MISSISSAUGA, ON, May 26 /CNW/ - Lymphoma Foundation Canada (LFC) applauds Ontario's recent decision to publicly fund Rituxan (rituximab) in combination with Fludarabine-based chemotherapy for patients with previously untreated chronic lymphocytic leukemia (CLL).
"Lymphoma Foundation Canada applauds the Ontario government for making Rituxan publicly accessible to chronic lymphocytic leukemia patients," said Sue Robson, executive director, Lymphoma Foundation Canada. "Rituxan is the standard of care for CLL, and this news provides hope for Ontarians living with this disease."

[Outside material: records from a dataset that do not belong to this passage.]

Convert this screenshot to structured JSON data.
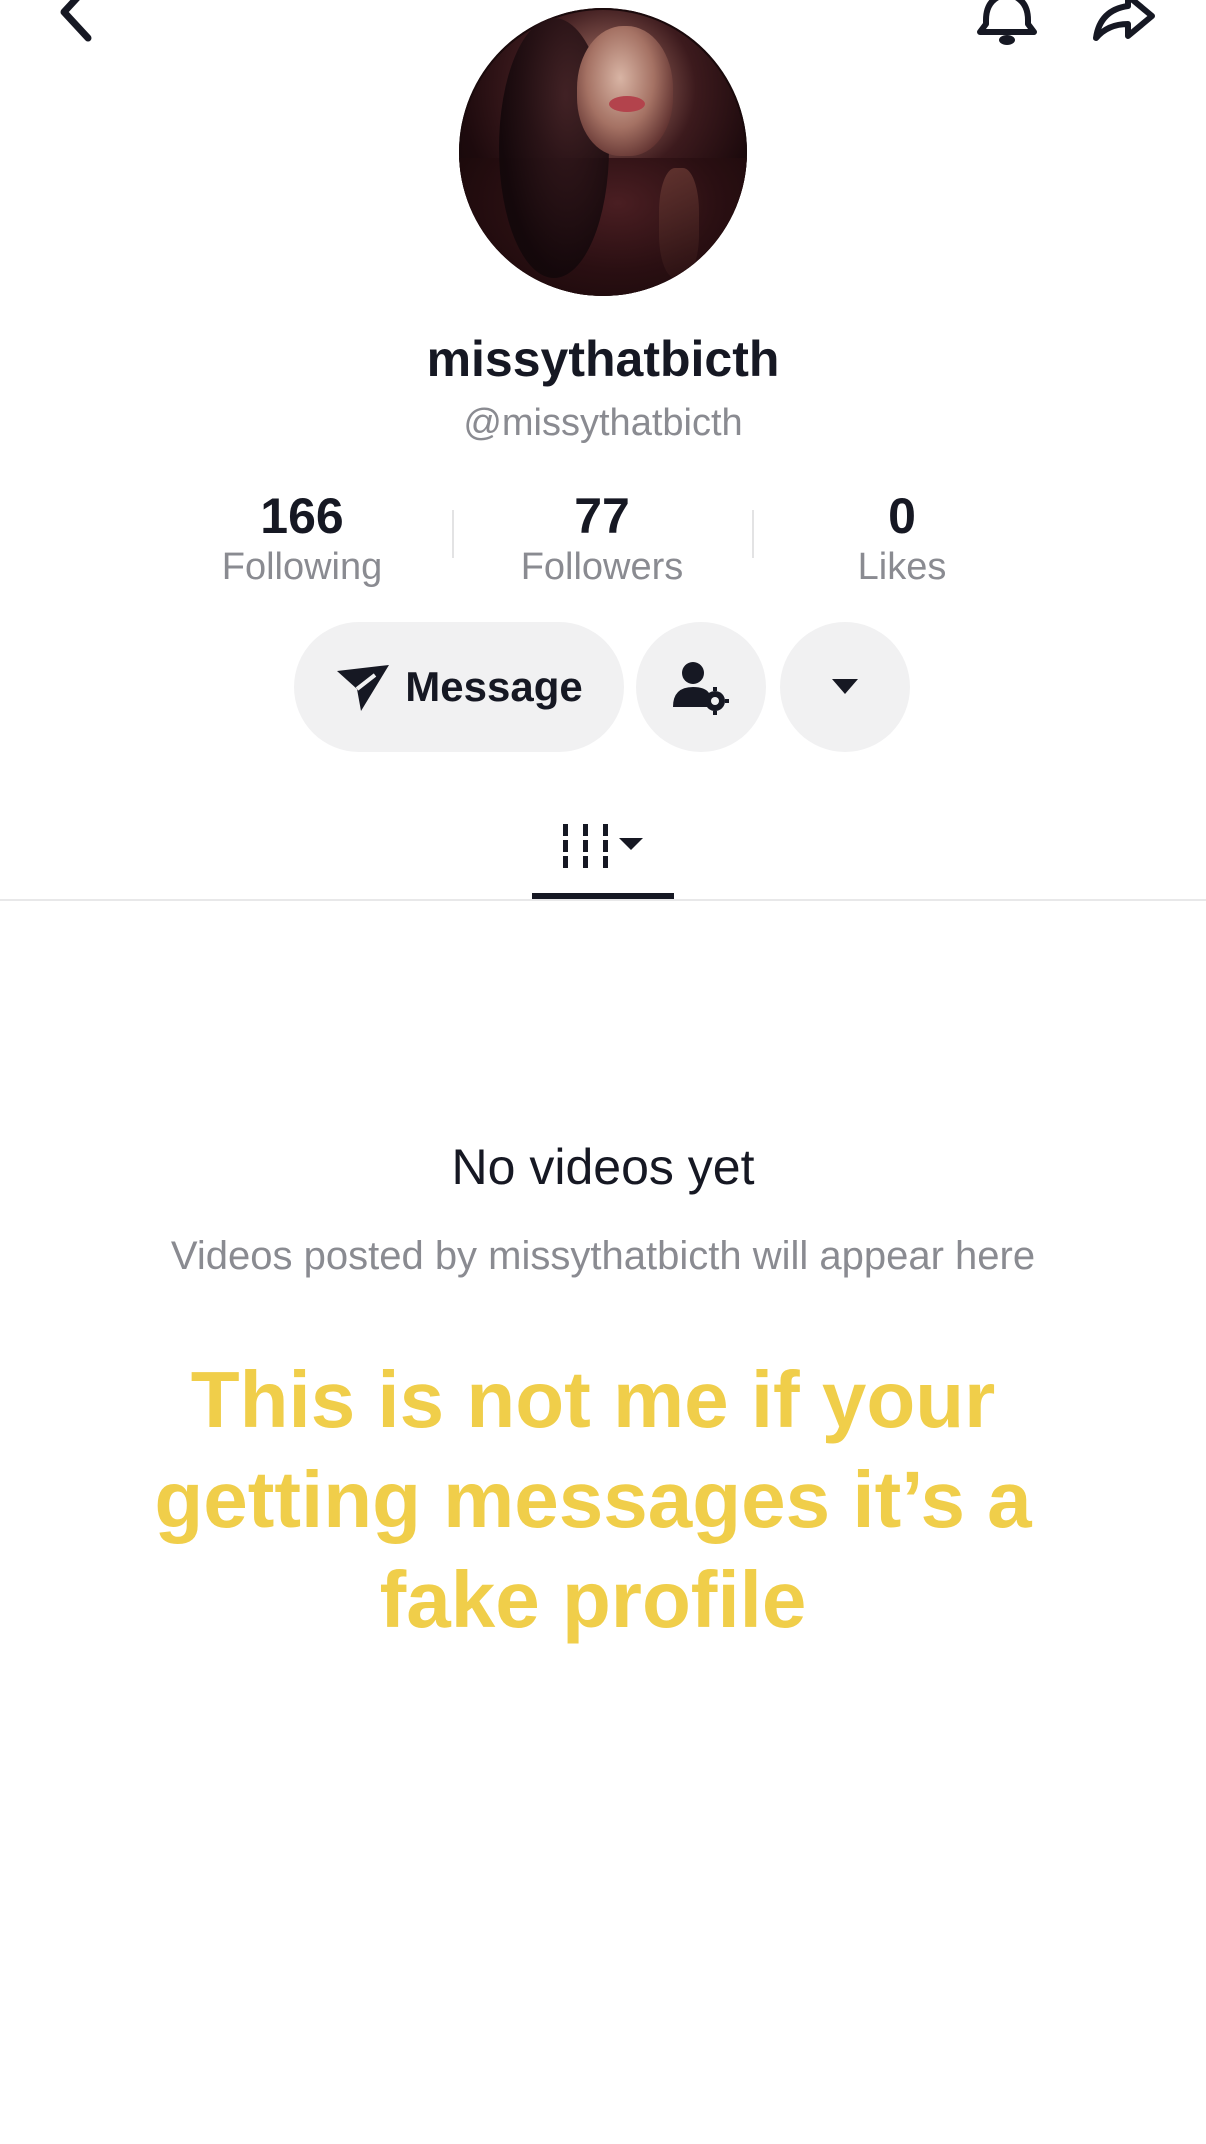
{
  "profile": {
    "display_name": "missythatbicth",
    "handle": "@missythatbicth"
  },
  "stats": {
    "following": {
      "value": "166",
      "label": "Following"
    },
    "followers": {
      "value": "77",
      "label": "Followers"
    },
    "likes": {
      "value": "0",
      "label": "Likes"
    }
  },
  "actions": {
    "message_label": "Message"
  },
  "empty_state": {
    "title": "No videos yet",
    "subtitle": "Videos posted by missythatbicth will appear here"
  },
  "overlay_text": "This is not me if your getting messages it’s a fake profile",
  "icons": {
    "back": "back-arrow-icon",
    "bell": "bell-icon",
    "share": "share-icon",
    "send": "send-icon",
    "follow_settings": "user-settings-icon",
    "dropdown": "caret-down-icon",
    "grid": "video-grid-icon"
  },
  "colors": {
    "text_primary": "#161823",
    "text_secondary": "#8a8b91",
    "button_bg": "#f1f1f2",
    "overlay_yellow": "#f0ce4a"
  }
}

LFC strongly advocates for the best treatment and care for lymphoma patients, and promotes rapid access to new treatments. Currently Nova Scotia is the only province that does not provide access to Rituxan.
"When I was first diagnosed in 2003, I worried about how long I had to live, and about what might happen to the many people who rely on me - my wife, daughter and two grandchildren. Now that I have access to Rituxan, I have hope," said Bill Niblock, a Hamilton, ON resident living with CLL. "It seems so unfair that it's not accessible to all Canadians who need it. I hope other people like myself who are living with this disease will be given the chance to live as long as possible."
CLL progresses slowly and usually occurs in people over the age of 50(1). Once CLL progresses to the advanced stages, the disease becomes aggressive and dramatically shortens the life expectancy of the patient.
"CLL is currently considered incurable, therefore the goal of treatment is to control the disease by managing symptoms and extending the time patients live without their disease worsening. When combined with chemotherapy, Rituxan can help patients live longer without their disease progressing than those treated with chemotherapy alone," said Dr. Ronan Foley, clinical haematologist and director of the Stem Cell Laboratory, Hamilton Health Sciences. "The Ontario government's decision to reimburse Rituxan means that many more patients in this province can now access this important treatment. The availability of new targeted therapies that offer complete remission - and for the first time ever a longer survival - is a significant advance and great news for these patients."
Chronic lymphocytic leukemia (CLL) is a type of lymphoma which starts in the bone marrow where white blood cells (lymphocytes) are produced.(2) The most common type of leukemia to affect adults, CLL affects more men than women(3). According to the Canadian Cancer Society, there were 1,913 new cases and 541 Canadians died from CLL in 2006(4).
Rituxan is a therapeutic antibody that binds to a particular protein - the CD20 antigen - on the surface of normal and malignant B-cells. It then recruits the body's natural defenses to attack and kill the marked B-cells. Stem cells (B-cell progenitors) in bone marrow lack the CD20 antigen, allowing healthy B-cells to regenerate after treatment and return to normal levels within several months.
About Lymphoma Foundation Canada
Lymphoma Foundation Canada is the only Canadian charitable, not for profit organization that is dedicated to serving the Canadian lymphoma community. It focuses on all lymphomas including CLL, Hodgkin and non-Hodgkin lymphomas, providing information on new treatment options, research and patient education events to help the lymphoma community understand and partner in their care.
(1) Canadian Cancer Society. Chronic lymphocytic leukemia overview.
http://info.cancer.ca/E/CCE/cceexplorer.asp?tocid=66. Accessed May
(2) Canadian Cancer Society. Chronic lymphocytic leukemia overview.
May 20, 2010.
(3) Canadian Cancer Society. Chronic lymphocytic leukemia overview.
May 20, 2010.
(4) Canadian Cancer Society. Chronic lymphocytic leukemia overview.
May 20, 2010.
SOURCE Lymphoma Foundation Canada
For further information: For further information: please visit www.lymphoma.ca or contact: Sue Robson, Lymphoma Foundation Canada, (905) 822-5135, firstname.lastname@example.org; Jennifer Dolan, Edelman, (416) 979-1120 ext. 257, email@example.com